» DESCRIPTION OF THE TASK: Report each line of the records below that uses the word "Road".

Items from an interface collection:
++++++

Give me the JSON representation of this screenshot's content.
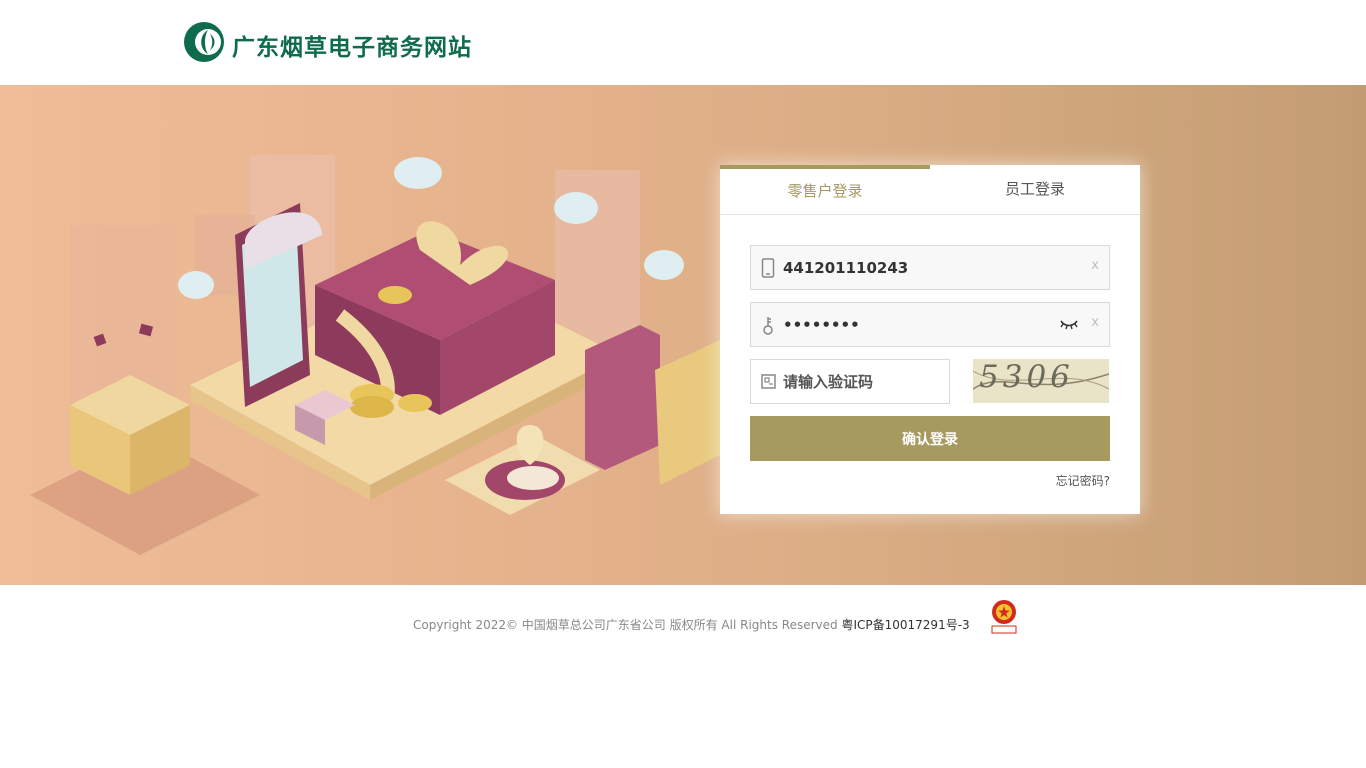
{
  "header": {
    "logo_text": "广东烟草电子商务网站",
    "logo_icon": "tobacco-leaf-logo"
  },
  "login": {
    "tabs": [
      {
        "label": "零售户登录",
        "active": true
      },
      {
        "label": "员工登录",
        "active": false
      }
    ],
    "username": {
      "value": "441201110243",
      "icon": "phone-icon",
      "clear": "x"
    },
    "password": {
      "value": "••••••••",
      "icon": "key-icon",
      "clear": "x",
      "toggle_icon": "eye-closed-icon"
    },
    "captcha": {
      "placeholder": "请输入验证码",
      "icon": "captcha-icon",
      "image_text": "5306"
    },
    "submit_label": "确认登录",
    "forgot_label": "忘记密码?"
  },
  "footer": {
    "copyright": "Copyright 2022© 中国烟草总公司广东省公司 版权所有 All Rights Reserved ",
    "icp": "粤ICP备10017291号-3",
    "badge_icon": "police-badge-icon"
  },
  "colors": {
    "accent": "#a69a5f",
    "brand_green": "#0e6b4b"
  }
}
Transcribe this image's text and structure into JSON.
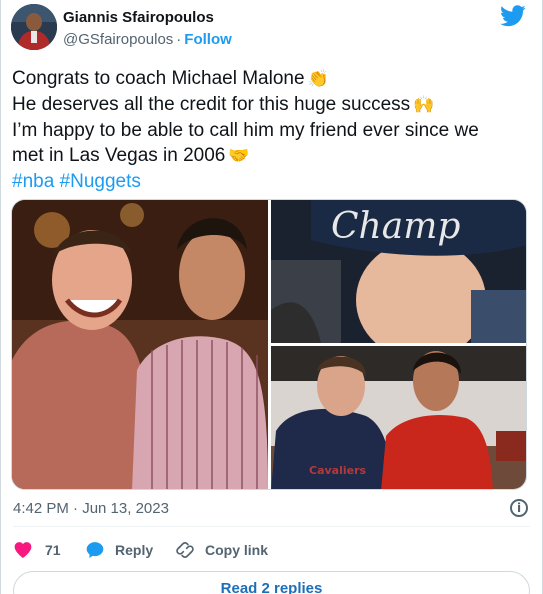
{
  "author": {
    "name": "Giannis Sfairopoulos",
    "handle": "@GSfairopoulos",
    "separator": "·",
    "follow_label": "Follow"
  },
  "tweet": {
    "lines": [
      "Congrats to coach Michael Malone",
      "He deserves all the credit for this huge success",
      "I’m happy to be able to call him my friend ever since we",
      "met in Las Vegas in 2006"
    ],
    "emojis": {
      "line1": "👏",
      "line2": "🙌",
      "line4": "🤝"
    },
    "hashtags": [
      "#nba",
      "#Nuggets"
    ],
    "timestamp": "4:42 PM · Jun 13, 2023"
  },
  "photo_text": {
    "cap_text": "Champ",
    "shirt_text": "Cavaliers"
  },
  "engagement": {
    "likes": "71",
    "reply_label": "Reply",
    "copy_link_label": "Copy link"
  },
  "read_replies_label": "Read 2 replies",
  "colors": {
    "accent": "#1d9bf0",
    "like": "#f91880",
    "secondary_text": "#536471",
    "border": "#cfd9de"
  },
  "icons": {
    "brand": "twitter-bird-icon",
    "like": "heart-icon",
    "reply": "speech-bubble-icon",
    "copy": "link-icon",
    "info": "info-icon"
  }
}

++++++

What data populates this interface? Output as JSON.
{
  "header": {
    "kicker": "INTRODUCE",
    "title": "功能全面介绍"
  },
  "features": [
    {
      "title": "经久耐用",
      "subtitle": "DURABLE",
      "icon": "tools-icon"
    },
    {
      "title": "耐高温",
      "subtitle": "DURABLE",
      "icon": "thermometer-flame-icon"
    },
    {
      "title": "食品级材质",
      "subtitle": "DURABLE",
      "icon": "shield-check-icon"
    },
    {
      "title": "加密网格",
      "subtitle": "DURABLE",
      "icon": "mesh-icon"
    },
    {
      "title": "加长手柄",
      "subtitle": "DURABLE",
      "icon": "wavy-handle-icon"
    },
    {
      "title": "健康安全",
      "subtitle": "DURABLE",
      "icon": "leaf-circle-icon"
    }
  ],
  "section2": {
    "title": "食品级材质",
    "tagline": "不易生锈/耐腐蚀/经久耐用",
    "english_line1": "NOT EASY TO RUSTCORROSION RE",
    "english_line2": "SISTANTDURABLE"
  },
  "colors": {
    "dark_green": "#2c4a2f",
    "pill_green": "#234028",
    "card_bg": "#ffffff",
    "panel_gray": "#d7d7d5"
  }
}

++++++

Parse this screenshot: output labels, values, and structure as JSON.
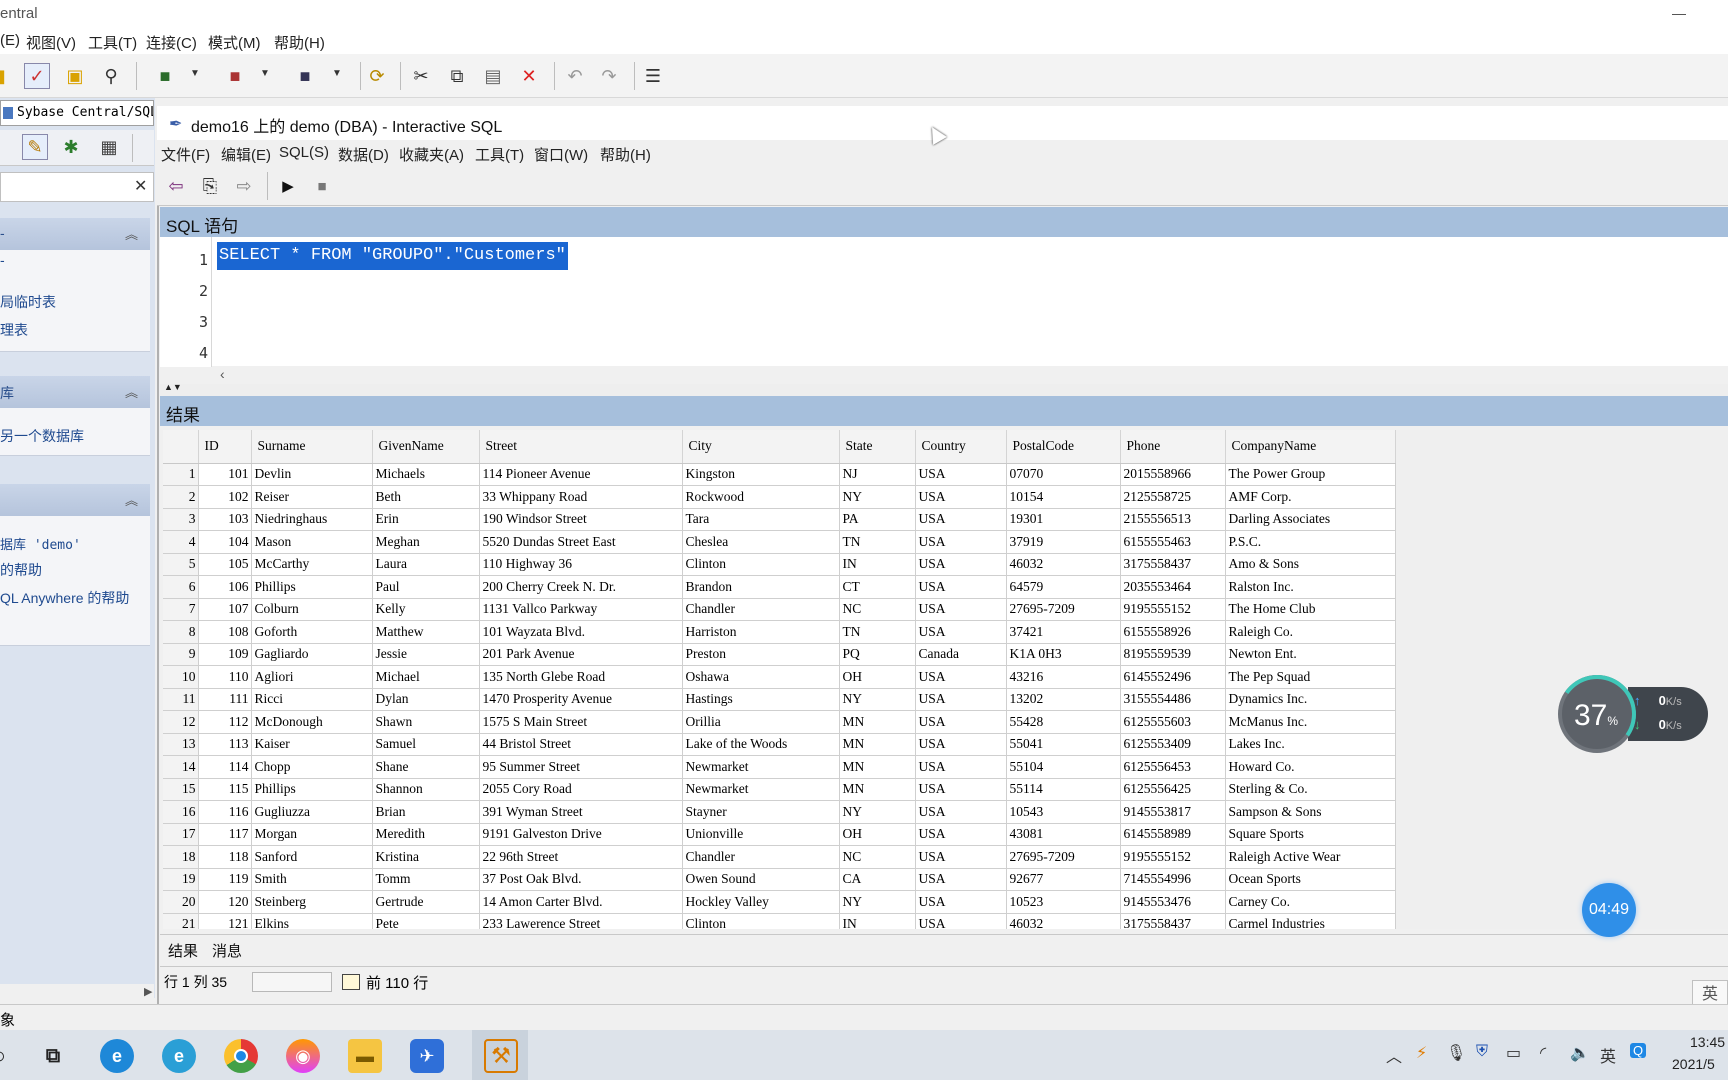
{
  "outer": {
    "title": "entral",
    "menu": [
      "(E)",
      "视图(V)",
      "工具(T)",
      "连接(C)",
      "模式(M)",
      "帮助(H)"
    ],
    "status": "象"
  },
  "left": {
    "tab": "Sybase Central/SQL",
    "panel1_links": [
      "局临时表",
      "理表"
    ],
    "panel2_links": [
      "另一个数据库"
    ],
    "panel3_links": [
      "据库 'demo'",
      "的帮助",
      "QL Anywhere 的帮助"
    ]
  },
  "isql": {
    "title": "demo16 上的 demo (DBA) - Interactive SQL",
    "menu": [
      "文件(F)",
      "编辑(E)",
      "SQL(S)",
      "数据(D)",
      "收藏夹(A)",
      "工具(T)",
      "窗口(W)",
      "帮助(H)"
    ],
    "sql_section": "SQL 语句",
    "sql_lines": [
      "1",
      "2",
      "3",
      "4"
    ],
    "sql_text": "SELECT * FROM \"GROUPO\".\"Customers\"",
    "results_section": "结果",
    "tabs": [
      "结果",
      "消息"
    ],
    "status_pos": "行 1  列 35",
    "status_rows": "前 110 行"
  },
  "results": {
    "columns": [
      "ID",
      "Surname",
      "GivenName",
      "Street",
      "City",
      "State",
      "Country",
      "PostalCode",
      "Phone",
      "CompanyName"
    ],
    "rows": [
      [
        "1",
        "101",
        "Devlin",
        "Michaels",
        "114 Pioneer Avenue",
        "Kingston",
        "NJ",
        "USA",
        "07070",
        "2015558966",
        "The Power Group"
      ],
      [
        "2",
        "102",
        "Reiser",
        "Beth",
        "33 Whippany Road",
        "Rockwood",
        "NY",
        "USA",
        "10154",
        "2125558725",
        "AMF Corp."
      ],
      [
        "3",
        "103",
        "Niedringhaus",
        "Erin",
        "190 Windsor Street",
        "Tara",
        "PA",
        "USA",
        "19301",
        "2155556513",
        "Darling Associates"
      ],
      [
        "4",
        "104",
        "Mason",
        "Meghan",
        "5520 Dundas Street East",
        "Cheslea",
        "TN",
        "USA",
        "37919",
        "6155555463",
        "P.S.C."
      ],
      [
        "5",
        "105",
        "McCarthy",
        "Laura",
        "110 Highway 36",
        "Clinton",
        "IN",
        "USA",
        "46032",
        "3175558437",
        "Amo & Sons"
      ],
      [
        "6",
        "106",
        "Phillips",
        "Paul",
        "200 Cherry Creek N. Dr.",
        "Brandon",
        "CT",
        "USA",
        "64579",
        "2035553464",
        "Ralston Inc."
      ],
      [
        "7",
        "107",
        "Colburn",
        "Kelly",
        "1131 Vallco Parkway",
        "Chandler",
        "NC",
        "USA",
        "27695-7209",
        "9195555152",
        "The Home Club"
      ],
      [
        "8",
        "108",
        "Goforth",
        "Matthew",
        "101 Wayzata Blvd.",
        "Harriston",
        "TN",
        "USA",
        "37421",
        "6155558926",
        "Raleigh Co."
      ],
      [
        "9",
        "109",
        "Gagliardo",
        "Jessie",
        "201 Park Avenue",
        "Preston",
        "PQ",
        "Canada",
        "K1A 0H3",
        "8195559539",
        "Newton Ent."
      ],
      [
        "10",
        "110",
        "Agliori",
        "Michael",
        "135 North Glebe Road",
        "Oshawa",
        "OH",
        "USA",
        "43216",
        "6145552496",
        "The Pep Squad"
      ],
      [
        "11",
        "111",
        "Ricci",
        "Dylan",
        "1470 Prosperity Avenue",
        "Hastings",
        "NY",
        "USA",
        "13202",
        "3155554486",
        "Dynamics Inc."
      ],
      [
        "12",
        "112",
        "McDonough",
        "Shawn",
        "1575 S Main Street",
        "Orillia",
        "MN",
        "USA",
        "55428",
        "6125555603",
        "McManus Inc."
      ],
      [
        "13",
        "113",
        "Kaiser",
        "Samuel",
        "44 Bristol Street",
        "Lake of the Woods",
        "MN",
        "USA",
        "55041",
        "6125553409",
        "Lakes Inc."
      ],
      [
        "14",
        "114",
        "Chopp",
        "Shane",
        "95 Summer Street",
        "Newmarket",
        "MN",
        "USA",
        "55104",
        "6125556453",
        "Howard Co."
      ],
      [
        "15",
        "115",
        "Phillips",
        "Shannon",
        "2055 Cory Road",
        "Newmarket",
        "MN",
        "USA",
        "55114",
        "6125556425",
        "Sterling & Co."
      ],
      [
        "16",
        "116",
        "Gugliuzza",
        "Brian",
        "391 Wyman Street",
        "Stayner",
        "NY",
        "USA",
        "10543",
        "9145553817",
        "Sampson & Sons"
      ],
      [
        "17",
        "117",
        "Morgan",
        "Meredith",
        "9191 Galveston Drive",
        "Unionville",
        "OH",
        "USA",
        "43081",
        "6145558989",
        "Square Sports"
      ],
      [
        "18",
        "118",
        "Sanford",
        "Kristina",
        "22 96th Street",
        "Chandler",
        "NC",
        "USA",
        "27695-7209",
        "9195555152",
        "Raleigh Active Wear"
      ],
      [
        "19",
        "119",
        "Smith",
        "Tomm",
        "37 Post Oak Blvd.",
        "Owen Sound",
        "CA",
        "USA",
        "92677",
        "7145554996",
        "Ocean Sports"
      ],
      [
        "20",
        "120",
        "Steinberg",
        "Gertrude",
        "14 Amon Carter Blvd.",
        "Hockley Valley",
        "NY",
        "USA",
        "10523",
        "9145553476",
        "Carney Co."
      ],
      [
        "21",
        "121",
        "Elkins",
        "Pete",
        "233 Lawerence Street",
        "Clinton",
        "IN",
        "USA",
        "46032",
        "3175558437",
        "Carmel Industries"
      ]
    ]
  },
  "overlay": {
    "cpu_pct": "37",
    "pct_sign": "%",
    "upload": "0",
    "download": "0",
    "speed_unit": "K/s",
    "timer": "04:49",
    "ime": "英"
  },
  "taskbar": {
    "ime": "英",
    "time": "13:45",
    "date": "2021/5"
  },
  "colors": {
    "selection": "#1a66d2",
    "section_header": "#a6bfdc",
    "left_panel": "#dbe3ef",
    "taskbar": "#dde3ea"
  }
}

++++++

» ANSWER BOX:
        "33 Whippany Road",
        "135 North Glebe Road",
        "2055 Cory Road",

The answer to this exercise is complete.